* INFORMATION PROVIDED *
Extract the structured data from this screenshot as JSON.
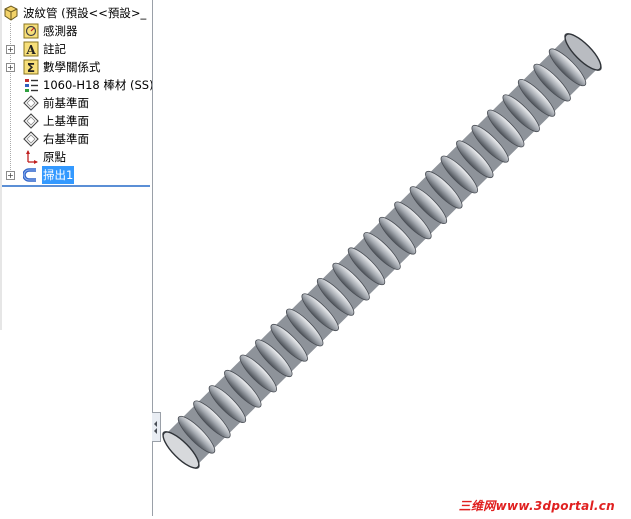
{
  "feature_tree": {
    "root": {
      "label": "波紋管 (預設<<預設>_",
      "icon": "part-icon"
    },
    "items": [
      {
        "label": "感測器",
        "icon": "sensor-icon",
        "expandable": false
      },
      {
        "label": "註記",
        "icon": "annotation-icon",
        "expandable": true
      },
      {
        "label": "數學關係式",
        "icon": "equation-icon",
        "expandable": true
      },
      {
        "label": "1060-H18 棒材 (SS)",
        "icon": "material-icon",
        "expandable": false
      },
      {
        "label": "前基準面",
        "icon": "plane-icon",
        "expandable": false
      },
      {
        "label": "上基準面",
        "icon": "plane-icon",
        "expandable": false
      },
      {
        "label": "右基準面",
        "icon": "plane-icon",
        "expandable": false
      },
      {
        "label": "原點",
        "icon": "origin-icon",
        "expandable": false
      },
      {
        "label": "掃出1",
        "icon": "sweep-icon",
        "expandable": true,
        "selected": true
      }
    ]
  },
  "viewport": {
    "model": "corrugated-tube",
    "model_color": "#8e939a"
  },
  "watermark": "三维网www.3dportal.cn",
  "colors": {
    "selection": "#3399ff",
    "accent": "#5b8fd6",
    "watermark": "#e02020"
  }
}
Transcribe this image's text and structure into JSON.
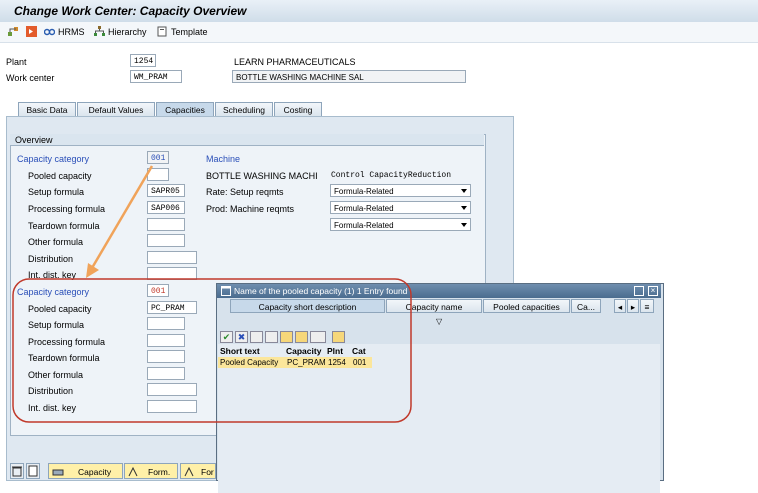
{
  "window": {
    "title": "Change Work Center: Capacity Overview"
  },
  "toolbar": {
    "hrms": "HRMS",
    "hierarchy": "Hierarchy",
    "template": "Template"
  },
  "header": {
    "plant_label": "Plant",
    "plant_value": "1254",
    "plant_desc": "LEARN PHARMACEUTICALS",
    "workcenter_label": "Work center",
    "workcenter_value": "WM_PRAM",
    "workcenter_desc": "BOTTLE WASHING MACHINE SAL"
  },
  "tabs": [
    "Basic Data",
    "Default Values",
    "Capacities",
    "Scheduling",
    "Costing"
  ],
  "overview": {
    "title": "Overview",
    "cap_cat_label": "Capacity category",
    "cap_cat_value": "001",
    "machine_label": "Machine",
    "machine_desc": "BOTTLE WASHING MACHI",
    "control_label": "Control CapacityReduction",
    "pooled_label": "Pooled capacity",
    "setup_label": "Setup formula",
    "setup_value": "SAPR05",
    "processing_label": "Processing formula",
    "processing_value": "SAP006",
    "teardown_label": "Teardown formula",
    "other_label": "Other formula",
    "distribution_label": "Distribution",
    "intdist_label": "Int. dist. key",
    "rate_label": "Rate: Setup reqmts",
    "prod_label": "Prod: Machine reqmts",
    "dropdowns": [
      "Formula-Related",
      "Formula-Related",
      "Formula-Related"
    ]
  },
  "second": {
    "cap_cat_label": "Capacity category",
    "cap_cat_value": "001",
    "pooled_label": "Pooled capacity",
    "pooled_value": "PC_PRAM",
    "setup_label": "Setup formula",
    "processing_label": "Processing formula",
    "teardown_label": "Teardown formula",
    "other_label": "Other formula",
    "distribution_label": "Distribution",
    "intdist_label": "Int. dist. key"
  },
  "popup": {
    "title": "Name of the pooled capacity (1)   1 Entry found",
    "tabs": [
      "Capacity short description",
      "Capacity name",
      "Pooled capacities",
      "Ca..."
    ],
    "columns": [
      "Short text",
      "Capacity",
      "Plnt",
      "Cat"
    ],
    "row": [
      "Pooled Capacity",
      "PC_PRAM",
      "1254",
      "001"
    ]
  },
  "bottom": {
    "capacity": "Capacity",
    "form1": "Form.",
    "form2": "For"
  },
  "colors": {
    "accent_red": "#c0392b",
    "arrow_orange": "#f0a35a",
    "highlight": "#fbe69b"
  }
}
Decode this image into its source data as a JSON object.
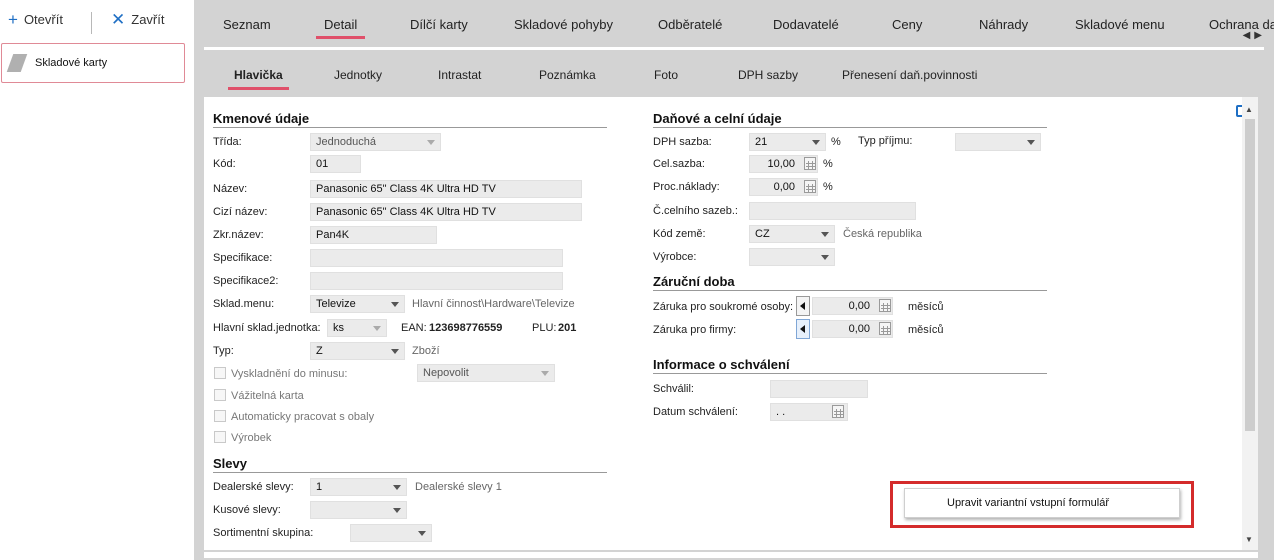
{
  "toolbar": {
    "open_label": "Otevřít",
    "close_label": "Zavřít"
  },
  "left_panel": {
    "item_label": "Skladové karty"
  },
  "main_tabs": [
    "Seznam",
    "Detail",
    "Dílčí karty",
    "Skladové pohyby",
    "Odběratelé",
    "Dodavatelé",
    "Ceny",
    "Náhrady",
    "Skladové menu",
    "Ochrana da"
  ],
  "main_tabs_active": "Detail",
  "sub_tabs": [
    "Hlavička",
    "Jednotky",
    "Intrastat",
    "Poznámka",
    "Foto",
    "DPH sazby",
    "Přenesení daň.povinnosti"
  ],
  "sub_tabs_active": "Hlavička",
  "colors": {
    "accent_underline": "#e0506a",
    "highlight_box": "#d42b2b",
    "brand_blue": "#1f6fc4"
  },
  "kmenove": {
    "title": "Kmenové údaje",
    "trida_label": "Třída:",
    "trida_value": "Jednoduchá",
    "kod_label": "Kód:",
    "kod_value": "01",
    "nazev_label": "Název:",
    "nazev_value": "Panasonic 65\" Class 4K Ultra HD TV",
    "cizi_label": "Cizí název:",
    "cizi_value": "Panasonic 65\" Class 4K Ultra HD TV",
    "zkr_label": "Zkr.název:",
    "zkr_value": "Pan4K",
    "spec_label": "Specifikace:",
    "spec_value": "",
    "spec2_label": "Specifikace2:",
    "spec2_value": "",
    "sklmenu_label": "Sklad.menu:",
    "sklmenu_value": "Televize",
    "sklmenu_hint": "Hlavní činnost\\Hardware\\Televize",
    "jednotka_label": "Hlavní sklad.jednotka:",
    "jednotka_value": "ks",
    "ean_label": "EAN:",
    "ean_value": "123698776559",
    "plu_label": "PLU:",
    "plu_value": "201",
    "typ_label": "Typ:",
    "typ_value": "Z",
    "typ_hint": "Zboží",
    "vysk_label": "Vyskladnění do minusu:",
    "vysk_value": "Nepovolit",
    "vazitelna_label": "Vážitelná karta",
    "obaly_label": "Automaticky pracovat s obaly",
    "vyrobek_label": "Výrobek"
  },
  "slevy": {
    "title": "Slevy",
    "dealer_label": "Dealerské slevy:",
    "dealer_value": "1",
    "dealer_hint": "Dealerské slevy 1",
    "kusove_label": "Kusové slevy:",
    "kusove_value": "",
    "sort_label": "Sortimentní skupina:",
    "sort_value": ""
  },
  "danove": {
    "title": "Daňové a celní údaje",
    "dph_label": "DPH sazba:",
    "dph_value": "21",
    "pct": "%",
    "typprijmu_label": "Typ příjmu:",
    "typprijmu_value": "",
    "cel_label": "Cel.sazba:",
    "cel_value": "10,00",
    "proc_label": "Proc.náklady:",
    "proc_value": "0,00",
    "celni_label": "Č.celního sazeb.:",
    "celni_value": "",
    "zeme_label": "Kód země:",
    "zeme_value": "CZ",
    "zeme_hint": "Česká republika",
    "vyrobce_label": "Výrobce:",
    "vyrobce_value": ""
  },
  "zarucni": {
    "title": "Záruční doba",
    "soukrome_label": "Záruka pro soukromé osoby:",
    "soukrome_value": "0,00",
    "soukrome_unit": "měsíců",
    "firmy_label": "Záruka pro firmy:",
    "firmy_value": "0,00",
    "firmy_unit": "měsíců"
  },
  "schvaleni": {
    "title": "Informace o schválení",
    "schvalil_label": "Schválil:",
    "schvalil_value": "",
    "datum_label": "Datum schválení:",
    "datum_value": ". ."
  },
  "popup": {
    "button_label": "Upravit variantní vstupní formulář"
  }
}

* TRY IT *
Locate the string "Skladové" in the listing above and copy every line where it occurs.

* ANSWER BOX *
    "item_label": "Skladové karty"
    "Skladové pohyby",
    "Skladové menu",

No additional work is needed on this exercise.